| TASK TO CARRY OUT |
Your reply should contain nothing except the lines from the one with "Output a JSON" through the end of the listing below, reproduced exactly and stripped of pictures.

DATA SECTION START

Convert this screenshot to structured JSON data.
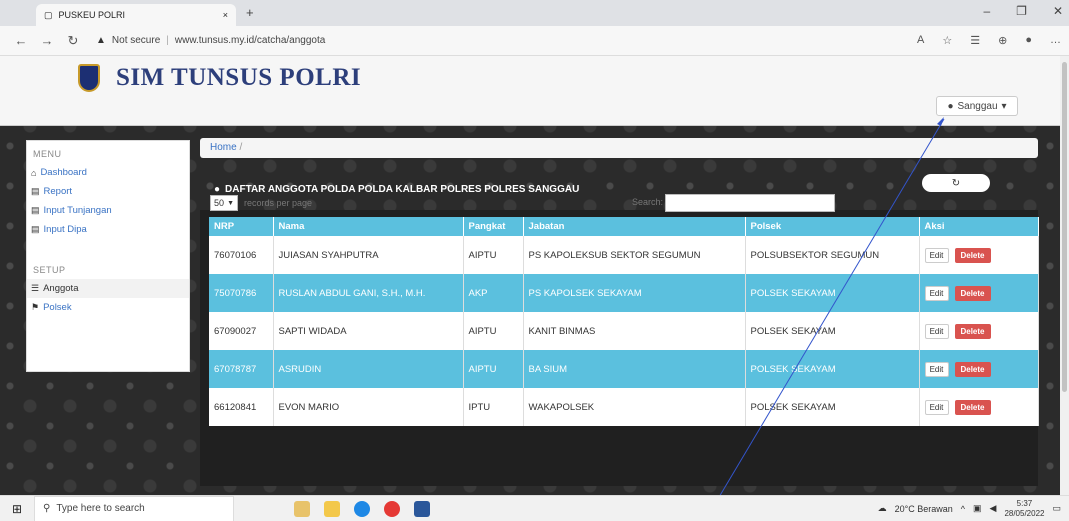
{
  "browser": {
    "tab_title": "PUSKEU POLRI",
    "tab_close": "×",
    "new_tab": "+",
    "security": "Not secure",
    "url": "www.tunsus.my.id/catcha/anggota",
    "minimize": "–",
    "restore": "❐",
    "close": "✕"
  },
  "header": {
    "brand": "SIM TUNSUS POLRI",
    "user": "Sanggau"
  },
  "sidebar": {
    "menu_heading": "MENU",
    "menu_items": [
      "Dashboard",
      "Report",
      "Input Tunjangan",
      "Input Dipa"
    ],
    "setup_heading": "SETUP",
    "setup_items": [
      "Anggota",
      "Polsek"
    ]
  },
  "main": {
    "breadcrumb": "Home",
    "breadcrumb_sep": "/",
    "panel_title": "DAFTAR ANGGOTA POLDA POLDA KALBAR POLRES POLRES SANGGAU",
    "page_size": "50",
    "records_per_page": "records per page",
    "search_label": "Search:",
    "search_value": ""
  },
  "table": {
    "columns": [
      "NRP",
      "Nama",
      "Pangkat",
      "Jabatan",
      "Polsek",
      "Aksi"
    ],
    "rows": [
      {
        "nrp": "76070106",
        "nama": "JUIASAN SYAHPUTRA",
        "pangkat": "AIPTU",
        "jabatan": "PS KAPOLEKSUB SEKTOR SEGUMUN",
        "polsek": "POLSUBSEKTOR SEGUMUN"
      },
      {
        "nrp": "75070786",
        "nama": "RUSLAN ABDUL GANI, S.H., M.H.",
        "pangkat": "AKP",
        "jabatan": "PS KAPOLSEK SEKAYAM",
        "polsek": "POLSEK SEKAYAM"
      },
      {
        "nrp": "67090027",
        "nama": "SAPTI WIDADA",
        "pangkat": "AIPTU",
        "jabatan": "KANIT BINMAS",
        "polsek": "POLSEK SEKAYAM"
      },
      {
        "nrp": "67078787",
        "nama": "ASRUDIN",
        "pangkat": "AIPTU",
        "jabatan": "BA SIUM",
        "polsek": "POLSEK SEKAYAM"
      },
      {
        "nrp": "66120841",
        "nama": "EVON MARIO",
        "pangkat": "IPTU",
        "jabatan": "WAKAPOLSEK",
        "polsek": "POLSEK SEKAYAM"
      }
    ],
    "edit_label": "Edit",
    "delete_label": "Delete"
  },
  "taskbar": {
    "search_placeholder": "Type here to search",
    "weather": "20°C Berawan",
    "time": "5:37",
    "date": "28/05/2022"
  },
  "colors": {
    "table_header": "#5bc0de",
    "delete": "#d9534f",
    "brand": "#2d3f7b"
  }
}
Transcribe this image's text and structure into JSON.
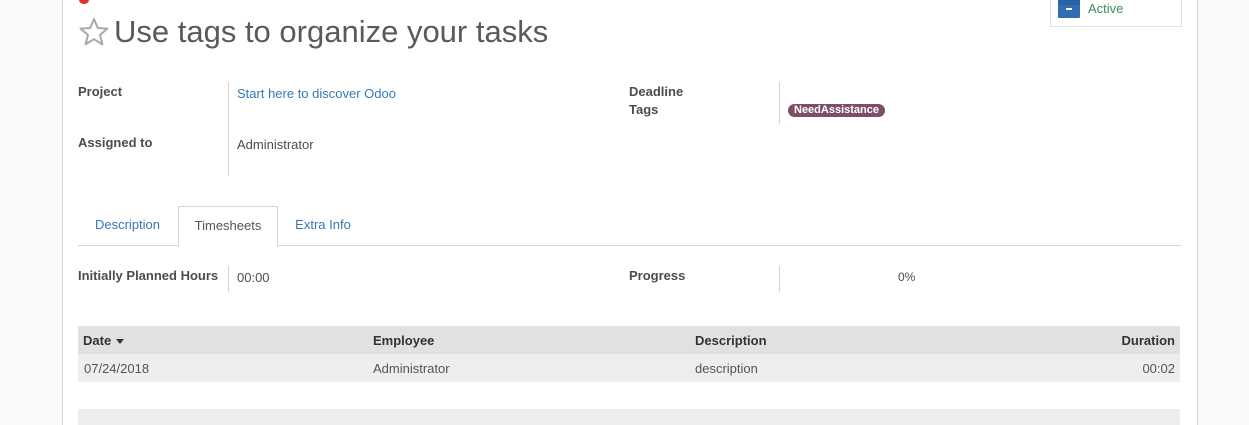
{
  "header": {
    "title": "Use tags to organize your tasks",
    "active_label": "Active"
  },
  "fields": {
    "project_label": "Project",
    "project_value": "Start here to discover Odoo",
    "assigned_label": "Assigned to",
    "assigned_value": "Administrator",
    "deadline_label": "Deadline",
    "tags_label": "Tags",
    "tag_value": "NeedAssistance"
  },
  "tabs": [
    {
      "label": "Description"
    },
    {
      "label": "Timesheets"
    },
    {
      "label": "Extra Info"
    }
  ],
  "timesheets": {
    "planned_label": "Initially Planned Hours",
    "planned_value": "00:00",
    "progress_label": "Progress",
    "progress_value": "0%"
  },
  "grid": {
    "columns": [
      "Date",
      "Employee",
      "Description",
      "Duration"
    ],
    "rows": [
      {
        "date": "07/24/2018",
        "employee": "Administrator",
        "description": "description",
        "duration": "00:02"
      }
    ]
  },
  "colors": {
    "tag": "#7c4f67",
    "active": "#3f8c63",
    "link": "#337ab7"
  },
  "icons": [
    "star-icon",
    "archive-icon",
    "sort-caret-icon"
  ]
}
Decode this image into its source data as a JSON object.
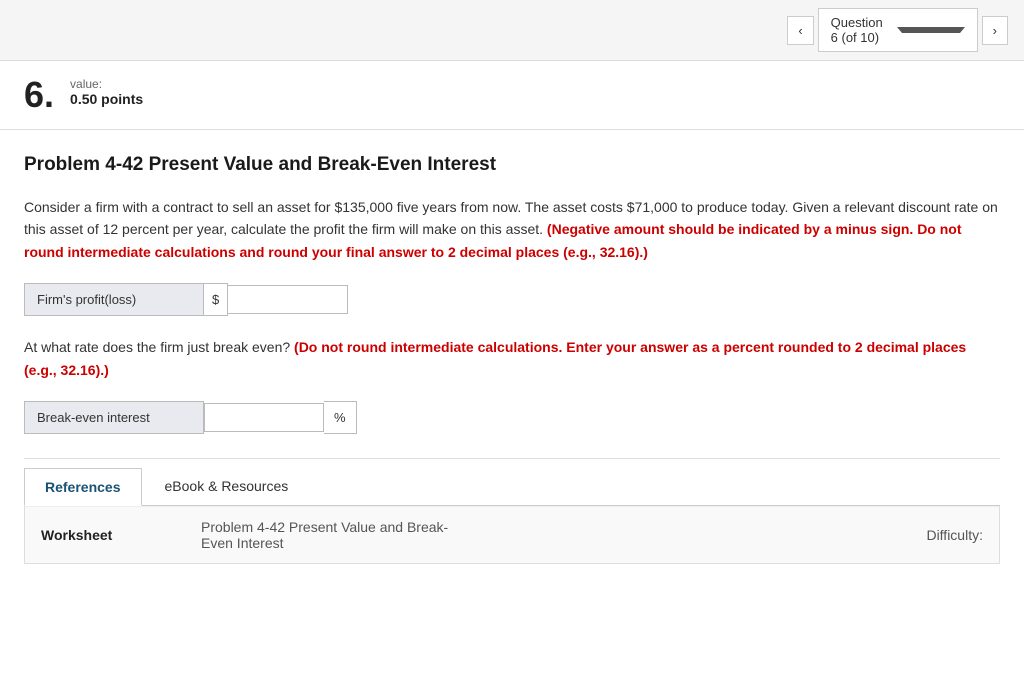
{
  "nav": {
    "prev_label": "‹",
    "next_label": "›",
    "question_label": "Question 6 (of 10)"
  },
  "question": {
    "number": "6.",
    "value_label": "value:",
    "value_points": "0.50 points"
  },
  "problem": {
    "title": "Problem 4-42 Present Value and Break-Even Interest",
    "body_text": "Consider a firm with a contract to sell an asset for $135,000 five years from now. The asset costs $71,000 to produce today. Given a relevant discount rate on this asset of 12 percent per year, calculate the profit the firm will make on this asset.",
    "red_text_1": "(Negative amount should be indicated by a minus sign. Do not round intermediate calculations and round your final answer to 2 decimal places (e.g., 32.16).)",
    "firm_profit_label": "Firm's profit(loss)",
    "currency_symbol": "$",
    "firm_profit_placeholder": "",
    "break_even_text": "At what rate does the firm just break even?",
    "red_text_2": "(Do not round intermediate calculations. Enter your answer as a percent rounded to 2 decimal places (e.g., 32.16).)",
    "break_even_label": "Break-even interest",
    "percent_symbol": "%",
    "break_even_placeholder": ""
  },
  "tabs": {
    "active_tab": "References",
    "inactive_tab": "eBook & Resources"
  },
  "references": {
    "worksheet_label": "Worksheet",
    "worksheet_value": "Problem 4-42 Present Value and Break-Even Interest",
    "difficulty_label": "Difficulty:"
  }
}
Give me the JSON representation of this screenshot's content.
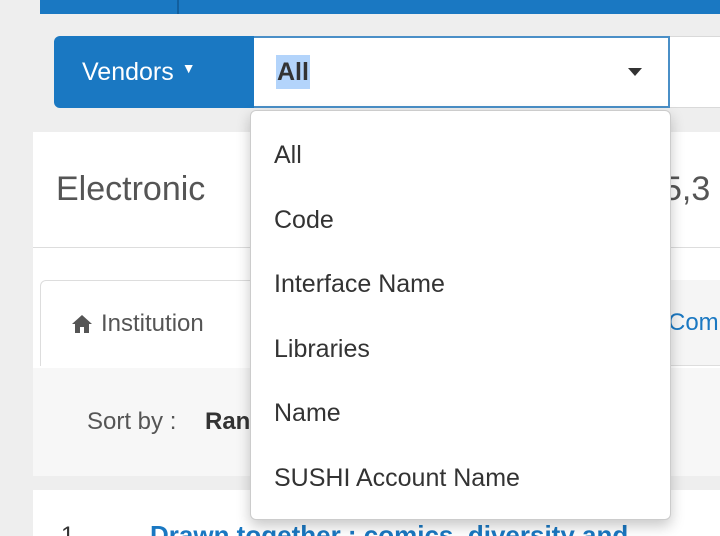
{
  "search": {
    "vendors_label": "Vendors",
    "scope_selected": "All"
  },
  "results": {
    "title": "Electronic",
    "count": "5,3"
  },
  "tabs": {
    "institution_label": "Institution",
    "community_label": "Commun"
  },
  "sort": {
    "label": "Sort by :",
    "value": "Rank"
  },
  "first_result": {
    "index": "1",
    "title": "Drawn together : comics, diversity and"
  },
  "dropdown": {
    "items": [
      "All",
      "Code",
      "Interface Name",
      "Libraries",
      "Name",
      "SUSHI Account Name"
    ]
  },
  "colors": {
    "brand": "#1a78c2",
    "selection": "#b3d4fb"
  },
  "icons": {
    "vendors_caret": "caret-down-icon",
    "select_caret": "chevron-down-icon",
    "tab_icon": "home-icon"
  }
}
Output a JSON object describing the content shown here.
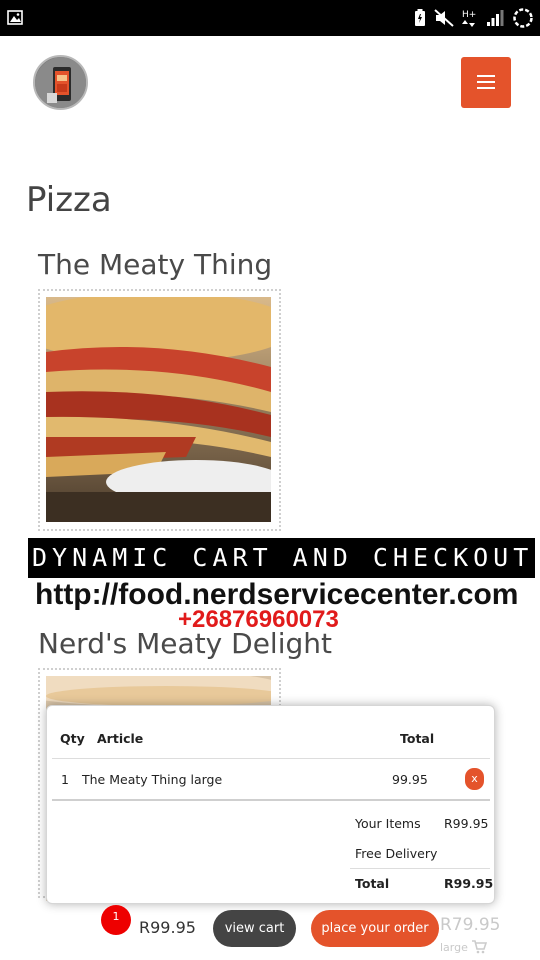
{
  "status_bar": {
    "icons": [
      "image-icon",
      "battery-icon",
      "mute-icon",
      "network-type-icon",
      "signal-icon",
      "loading-icon"
    ],
    "network_label": "H+"
  },
  "header": {
    "logo": "logo-icon",
    "menu_icon": "hamburger-icon",
    "accent_color": "#e4532b"
  },
  "main": {
    "category_title": "Pizza",
    "products": [
      {
        "name": "The Meaty Thing"
      },
      {
        "name": "Nerd's Meaty Delight"
      }
    ]
  },
  "overlay": {
    "banner": "DYNAMIC CART AND CHECKOUT",
    "url": "http://food.nerdservicecenter.com",
    "phone": "+26876960073"
  },
  "cart": {
    "columns": {
      "qty": "Qty",
      "article": "Article",
      "total": "Total"
    },
    "items": [
      {
        "qty": "1",
        "article": "The Meaty Thing large",
        "total": "99.95",
        "remove": "x"
      }
    ],
    "summary": {
      "your_items_label": "Your Items",
      "your_items_value": "R99.95",
      "delivery_label": "Free Delivery",
      "total_label": "Total",
      "total_value": "R99.95"
    }
  },
  "bottom_bar": {
    "count": "1",
    "total": "R99.95",
    "view_cart": "view cart",
    "place_order": "place your order",
    "bg_price": "R79.95",
    "bg_size": "large"
  }
}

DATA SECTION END

| RESULT OF THE TASK |
Output a JSON object describing the content shown here.
{
  "status_bar": {
    "icons": [
      "image-icon",
      "battery-icon",
      "mute-icon",
      "network-type-icon",
      "signal-icon",
      "loading-icon"
    ],
    "network_label": "H+"
  },
  "header": {
    "logo": "logo-icon",
    "menu_icon": "hamburger-icon",
    "accent_color": "#e4532b"
  },
  "main": {
    "category_title": "Pizza",
    "products": [
      {
        "name": "The Meaty Thing"
      },
      {
        "name": "Nerd's Meaty Delight"
      }
    ]
  },
  "overlay": {
    "banner": "DYNAMIC CART AND CHECKOUT",
    "url": "http://food.nerdservicecenter.com",
    "phone": "+26876960073"
  },
  "cart": {
    "columns": {
      "qty": "Qty",
      "article": "Article",
      "total": "Total"
    },
    "items": [
      {
        "qty": "1",
        "article": "The Meaty Thing large",
        "total": "99.95",
        "remove": "x"
      }
    ],
    "summary": {
      "your_items_label": "Your Items",
      "your_items_value": "R99.95",
      "delivery_label": "Free Delivery",
      "total_label": "Total",
      "total_value": "R99.95"
    }
  },
  "bottom_bar": {
    "count": "1",
    "total": "R99.95",
    "view_cart": "view cart",
    "place_order": "place your order",
    "bg_price": "R79.95",
    "bg_size": "large"
  }
}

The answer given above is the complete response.